So far, no truck stop operators have invested, although the company plans to woo their interest as well.
In a statement, Estes called the model a “major leap forward” in solving a “variety of healthcare challenges that our professional drivers face every day.” Seraphine told FreightWaves the company’s goal is to “create the right kind of healthcare that works for drivers.”
Facilities will be designed to provide primary and emergency care services, with users able to book appointments and communicate with specific facilities via an app on their phone or in-cabin telematics integration. The locations are supported by a platform that offers telemedicine services and a pharmacy network that is to be expanded, according to the company.

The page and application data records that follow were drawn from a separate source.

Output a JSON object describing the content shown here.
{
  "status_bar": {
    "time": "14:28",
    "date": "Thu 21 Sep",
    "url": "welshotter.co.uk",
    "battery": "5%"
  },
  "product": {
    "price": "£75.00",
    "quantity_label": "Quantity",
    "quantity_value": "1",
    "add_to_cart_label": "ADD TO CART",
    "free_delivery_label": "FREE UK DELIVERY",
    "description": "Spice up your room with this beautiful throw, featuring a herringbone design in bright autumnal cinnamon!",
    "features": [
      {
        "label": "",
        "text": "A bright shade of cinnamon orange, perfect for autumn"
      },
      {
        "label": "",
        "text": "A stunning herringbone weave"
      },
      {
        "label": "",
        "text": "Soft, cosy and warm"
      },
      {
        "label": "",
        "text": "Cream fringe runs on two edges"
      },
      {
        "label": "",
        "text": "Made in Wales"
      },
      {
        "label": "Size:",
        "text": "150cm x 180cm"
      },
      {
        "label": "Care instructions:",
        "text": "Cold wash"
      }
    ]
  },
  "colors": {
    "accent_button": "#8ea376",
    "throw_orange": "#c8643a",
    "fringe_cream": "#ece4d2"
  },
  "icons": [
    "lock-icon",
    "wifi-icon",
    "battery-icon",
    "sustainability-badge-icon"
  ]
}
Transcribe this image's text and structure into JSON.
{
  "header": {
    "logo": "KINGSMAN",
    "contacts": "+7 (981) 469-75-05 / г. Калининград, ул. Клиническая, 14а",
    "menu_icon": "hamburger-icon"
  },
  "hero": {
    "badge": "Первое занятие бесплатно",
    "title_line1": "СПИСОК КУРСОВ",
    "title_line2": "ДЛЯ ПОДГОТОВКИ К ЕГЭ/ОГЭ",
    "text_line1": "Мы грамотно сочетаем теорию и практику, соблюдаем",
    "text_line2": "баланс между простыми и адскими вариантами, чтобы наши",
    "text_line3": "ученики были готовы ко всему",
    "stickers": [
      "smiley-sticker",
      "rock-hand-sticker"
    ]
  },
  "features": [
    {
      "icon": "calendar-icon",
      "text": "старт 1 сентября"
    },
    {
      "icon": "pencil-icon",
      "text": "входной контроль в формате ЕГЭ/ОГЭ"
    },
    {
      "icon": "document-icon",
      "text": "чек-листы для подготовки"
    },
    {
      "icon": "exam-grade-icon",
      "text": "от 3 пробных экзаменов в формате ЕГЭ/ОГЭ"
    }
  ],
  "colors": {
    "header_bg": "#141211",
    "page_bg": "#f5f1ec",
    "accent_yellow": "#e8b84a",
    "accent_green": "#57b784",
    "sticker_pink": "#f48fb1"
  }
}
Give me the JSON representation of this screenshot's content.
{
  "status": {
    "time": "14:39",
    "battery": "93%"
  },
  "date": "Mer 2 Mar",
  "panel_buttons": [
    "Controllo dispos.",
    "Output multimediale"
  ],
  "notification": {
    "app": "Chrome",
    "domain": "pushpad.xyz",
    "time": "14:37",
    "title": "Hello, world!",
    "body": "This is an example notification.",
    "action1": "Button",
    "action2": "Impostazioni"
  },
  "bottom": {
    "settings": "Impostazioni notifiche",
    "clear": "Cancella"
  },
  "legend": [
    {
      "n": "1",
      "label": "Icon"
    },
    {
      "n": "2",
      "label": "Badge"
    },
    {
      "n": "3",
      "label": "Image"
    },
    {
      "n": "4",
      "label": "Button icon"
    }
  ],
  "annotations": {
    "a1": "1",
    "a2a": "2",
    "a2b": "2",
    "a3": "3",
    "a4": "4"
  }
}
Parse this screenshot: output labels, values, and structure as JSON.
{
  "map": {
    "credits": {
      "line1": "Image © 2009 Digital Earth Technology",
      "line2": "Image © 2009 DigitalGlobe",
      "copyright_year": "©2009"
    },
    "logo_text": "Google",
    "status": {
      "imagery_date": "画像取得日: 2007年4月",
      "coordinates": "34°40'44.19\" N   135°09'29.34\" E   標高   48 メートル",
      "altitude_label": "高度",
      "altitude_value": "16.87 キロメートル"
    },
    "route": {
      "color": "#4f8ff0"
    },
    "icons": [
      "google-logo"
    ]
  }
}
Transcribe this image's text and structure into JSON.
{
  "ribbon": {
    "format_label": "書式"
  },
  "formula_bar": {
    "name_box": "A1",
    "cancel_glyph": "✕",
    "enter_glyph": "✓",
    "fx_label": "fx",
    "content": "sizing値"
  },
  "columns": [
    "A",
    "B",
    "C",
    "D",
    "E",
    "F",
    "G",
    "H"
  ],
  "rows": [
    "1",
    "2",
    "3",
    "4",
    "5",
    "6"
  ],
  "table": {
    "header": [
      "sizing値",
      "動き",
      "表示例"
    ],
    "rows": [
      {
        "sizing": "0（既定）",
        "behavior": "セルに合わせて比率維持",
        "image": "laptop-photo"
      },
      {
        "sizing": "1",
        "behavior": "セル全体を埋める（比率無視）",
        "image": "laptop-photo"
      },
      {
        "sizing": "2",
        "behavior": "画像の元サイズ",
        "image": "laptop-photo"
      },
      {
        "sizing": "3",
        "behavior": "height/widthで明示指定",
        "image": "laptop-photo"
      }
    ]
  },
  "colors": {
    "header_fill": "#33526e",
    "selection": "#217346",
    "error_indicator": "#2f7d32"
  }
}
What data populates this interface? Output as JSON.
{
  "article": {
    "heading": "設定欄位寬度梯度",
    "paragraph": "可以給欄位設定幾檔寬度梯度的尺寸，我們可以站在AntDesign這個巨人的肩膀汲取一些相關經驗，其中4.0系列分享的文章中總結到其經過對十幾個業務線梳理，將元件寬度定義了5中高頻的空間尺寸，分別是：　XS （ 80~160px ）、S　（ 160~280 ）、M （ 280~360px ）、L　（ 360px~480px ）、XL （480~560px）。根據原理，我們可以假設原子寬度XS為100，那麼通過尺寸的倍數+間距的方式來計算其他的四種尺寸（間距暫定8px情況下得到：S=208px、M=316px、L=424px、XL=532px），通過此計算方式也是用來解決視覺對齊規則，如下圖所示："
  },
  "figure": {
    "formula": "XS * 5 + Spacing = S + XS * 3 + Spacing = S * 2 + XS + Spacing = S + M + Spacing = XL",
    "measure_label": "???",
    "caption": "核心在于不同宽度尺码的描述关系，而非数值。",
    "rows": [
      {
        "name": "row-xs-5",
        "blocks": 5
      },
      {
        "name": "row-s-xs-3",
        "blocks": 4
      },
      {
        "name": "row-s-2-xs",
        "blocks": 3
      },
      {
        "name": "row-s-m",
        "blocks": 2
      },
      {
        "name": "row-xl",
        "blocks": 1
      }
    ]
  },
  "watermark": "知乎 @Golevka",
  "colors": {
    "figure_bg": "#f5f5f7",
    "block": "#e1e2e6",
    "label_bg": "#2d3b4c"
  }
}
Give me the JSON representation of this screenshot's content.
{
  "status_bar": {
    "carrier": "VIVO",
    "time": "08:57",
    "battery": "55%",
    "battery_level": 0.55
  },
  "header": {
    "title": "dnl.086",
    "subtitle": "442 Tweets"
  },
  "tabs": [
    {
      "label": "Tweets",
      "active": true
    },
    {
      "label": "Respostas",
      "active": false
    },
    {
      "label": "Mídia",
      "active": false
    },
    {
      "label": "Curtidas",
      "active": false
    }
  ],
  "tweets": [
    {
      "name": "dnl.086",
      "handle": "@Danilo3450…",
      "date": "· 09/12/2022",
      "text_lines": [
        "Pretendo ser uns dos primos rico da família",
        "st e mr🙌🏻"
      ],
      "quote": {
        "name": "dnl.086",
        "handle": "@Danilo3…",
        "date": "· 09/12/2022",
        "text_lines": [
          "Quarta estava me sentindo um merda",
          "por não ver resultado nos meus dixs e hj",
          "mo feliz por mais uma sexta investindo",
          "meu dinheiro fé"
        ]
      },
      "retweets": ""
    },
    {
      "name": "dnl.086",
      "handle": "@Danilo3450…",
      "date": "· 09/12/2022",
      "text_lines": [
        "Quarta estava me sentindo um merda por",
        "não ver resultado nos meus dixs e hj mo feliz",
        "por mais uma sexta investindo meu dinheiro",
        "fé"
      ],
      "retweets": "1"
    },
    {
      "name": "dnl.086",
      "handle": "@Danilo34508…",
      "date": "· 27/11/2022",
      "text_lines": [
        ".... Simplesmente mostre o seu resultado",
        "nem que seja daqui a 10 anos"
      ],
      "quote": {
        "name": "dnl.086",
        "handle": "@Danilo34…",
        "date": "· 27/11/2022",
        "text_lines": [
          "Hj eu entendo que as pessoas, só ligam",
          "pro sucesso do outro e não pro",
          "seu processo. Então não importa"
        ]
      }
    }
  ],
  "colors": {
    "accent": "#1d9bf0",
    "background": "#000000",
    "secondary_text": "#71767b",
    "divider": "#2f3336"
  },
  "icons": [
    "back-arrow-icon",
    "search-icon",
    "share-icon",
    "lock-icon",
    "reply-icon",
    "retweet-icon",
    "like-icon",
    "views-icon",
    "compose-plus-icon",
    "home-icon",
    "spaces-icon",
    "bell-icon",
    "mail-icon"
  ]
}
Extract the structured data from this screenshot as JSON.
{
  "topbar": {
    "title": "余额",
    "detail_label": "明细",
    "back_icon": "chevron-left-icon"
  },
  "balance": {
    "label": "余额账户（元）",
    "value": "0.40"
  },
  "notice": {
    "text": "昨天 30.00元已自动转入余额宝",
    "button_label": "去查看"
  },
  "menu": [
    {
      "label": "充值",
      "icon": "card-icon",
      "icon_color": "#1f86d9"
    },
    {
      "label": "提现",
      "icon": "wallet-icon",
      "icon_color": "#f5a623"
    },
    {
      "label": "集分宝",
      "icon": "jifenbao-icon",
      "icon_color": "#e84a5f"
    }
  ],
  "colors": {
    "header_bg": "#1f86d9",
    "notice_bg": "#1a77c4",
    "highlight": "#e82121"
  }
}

The staff will consist of nurses who will be able to access the services of doctors through online functions. To ensure continuity of care, each facility may receive a user’s medical record. This means a driver who provided services in one city can be followed up for the same issue in another city without having to restart the process in the new location, the company said.
The locations will have more robust capabilities than traditional in-store medical clinics. However, they will not provide surgical services. Nor will they be set up to treat patients whose condition would be more amenable to treatment in a hospital emergency department.
With ongoing healthcare staffing shortages, one of the biggest challenges will be adequately and consistently staffing a site designed to operate 12 to 16 hours a day, seven days a week, Seraphine said, adding that out That’s why the company is built-out must be measured and intentional.
The first three locations, which will be in unidentified areas in the Southeast, are expected to open in the next six months. Two of these facilities will be located on properties operated by private franchisees.
Interstate Health plans to have in-network status with health insurance companies to make it easier for both corporate drivers and owners covered by these plans to use its services. The company will position itself as a low-cost carrier to attract drivers without insurance, Seraphine said.
Many owners and operators have policies with high deductibles and are reluctant to call on them unless they are facing a catastrophic medical event. By making its services affordable, Interstate Health hopes to persuade drivers to stay on top of their health status and seek early treatment if needed. That way, they could avoid major health problems that would force them to pay thousands of dollars out of pocket, he said.
“We don’t want drivers to delay supplies,” Seraphine said.
The second time
This is not the first time a truck stop healthcare model has been introduced. The last attempt ended badly. The Truckers Health Team company closed its 14 locations in June 2021 and liquidated them under Chapter 7 of the Federal Bankruptcy Code. The clinics were located at various Pilot Flying J Travel Centers around the country.
The Interstate Health team conducted a thorough review of the Truckers Health saga to determine what went wrong and how the model could be run differently. For one, the Truckers Health network lacked sufficient scope and resources compared to what Interstate Health envisioned, Seraphine said.
On the other hand, the systems were located behind truck parking lots. Fleets and drivers had no idea they were there, and the facilities were not accessible in case other potential users, such as motorists and recreational vehicle operators, wanted to use them, Seraphine said. In contrast, Interstate Health buildings will be in drivers’ line of sight, he added.
Another factor was that virtually all of Truckers Health’s investors were financiers. They had no experience or understanding of trucking and cargo transportation in general, Seraphine added. In contrast, Interstate Health’s core investors are made up almost entirely of transportation and logistics professionals.
The ultimate goal is an optimal mix of transportation, healthcare and information technology, Seraphine said.